| INSTRUCTIONS FOR THE TASK |
Copy the listing exactly; drop the pictures.

# # # # # # #

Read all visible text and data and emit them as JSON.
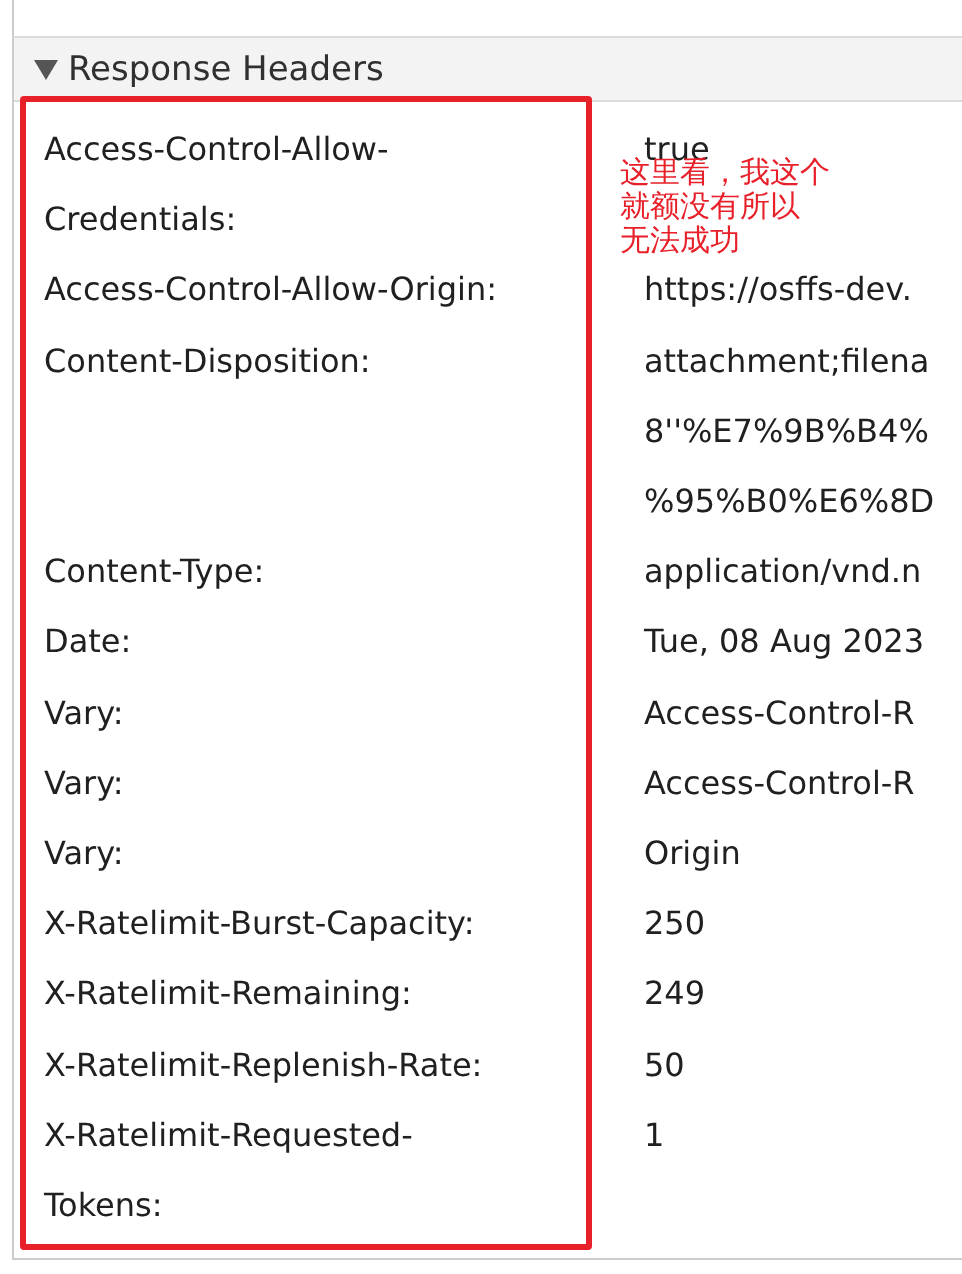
{
  "section": {
    "title": "Response Headers",
    "expanded": true
  },
  "headers": [
    {
      "name": [
        "Access-Control-Allow-",
        "Credentials:"
      ],
      "value": [
        "true"
      ]
    },
    {
      "name": [
        "Access-Control-Allow-Origin:"
      ],
      "value": [
        "https://osffs-dev."
      ]
    },
    {
      "name": [
        "Content-Disposition:"
      ],
      "value": [
        "attachment;filena",
        "8''%E7%9B%B4%",
        "%95%B0%E6%8D"
      ]
    },
    {
      "name": [
        "Content-Type:"
      ],
      "value": [
        "application/vnd.n"
      ]
    },
    {
      "name": [
        "Date:"
      ],
      "value": [
        "Tue, 08 Aug 2023"
      ]
    },
    {
      "name": [
        "Vary:"
      ],
      "value": [
        "Access-Control-R"
      ]
    },
    {
      "name": [
        "Vary:"
      ],
      "value": [
        "Access-Control-R"
      ]
    },
    {
      "name": [
        "Vary:"
      ],
      "value": [
        "Origin"
      ]
    },
    {
      "name": [
        "X-Ratelimit-Burst-Capacity:"
      ],
      "value": [
        "250"
      ]
    },
    {
      "name": [
        "X-Ratelimit-Remaining:"
      ],
      "value": [
        "249"
      ]
    },
    {
      "name": [
        "X-Ratelimit-Replenish-Rate:"
      ],
      "value": [
        "50"
      ]
    },
    {
      "name": [
        "X-Ratelimit-Requested-",
        "Tokens:"
      ],
      "value": [
        "1"
      ]
    }
  ],
  "annotation": {
    "lines": [
      "这里看，我这个",
      "就额没有所以",
      "无法成功"
    ]
  }
}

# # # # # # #

| ANSWER AREA |
Read all visible text and data and emit them as JSON.
{
  "section": {
    "title": "Response Headers",
    "expanded": true
  },
  "headers": [
    {
      "name": [
        "Access-Control-Allow-",
        "Credentials:"
      ],
      "value": [
        "true"
      ]
    },
    {
      "name": [
        "Access-Control-Allow-Origin:"
      ],
      "value": [
        "https://osffs-dev."
      ]
    },
    {
      "name": [
        "Content-Disposition:"
      ],
      "value": [
        "attachment;filena",
        "8''%E7%9B%B4%",
        "%95%B0%E6%8D"
      ]
    },
    {
      "name": [
        "Content-Type:"
      ],
      "value": [
        "application/vnd.n"
      ]
    },
    {
      "name": [
        "Date:"
      ],
      "value": [
        "Tue, 08 Aug 2023"
      ]
    },
    {
      "name": [
        "Vary:"
      ],
      "value": [
        "Access-Control-R"
      ]
    },
    {
      "name": [
        "Vary:"
      ],
      "value": [
        "Access-Control-R"
      ]
    },
    {
      "name": [
        "Vary:"
      ],
      "value": [
        "Origin"
      ]
    },
    {
      "name": [
        "X-Ratelimit-Burst-Capacity:"
      ],
      "value": [
        "250"
      ]
    },
    {
      "name": [
        "X-Ratelimit-Remaining:"
      ],
      "value": [
        "249"
      ]
    },
    {
      "name": [
        "X-Ratelimit-Replenish-Rate:"
      ],
      "value": [
        "50"
      ]
    },
    {
      "name": [
        "X-Ratelimit-Requested-",
        "Tokens:"
      ],
      "value": [
        "1"
      ]
    }
  ],
  "annotation": {
    "lines": [
      "这里看，我这个",
      "就额没有所以",
      "无法成功"
    ]
  }
}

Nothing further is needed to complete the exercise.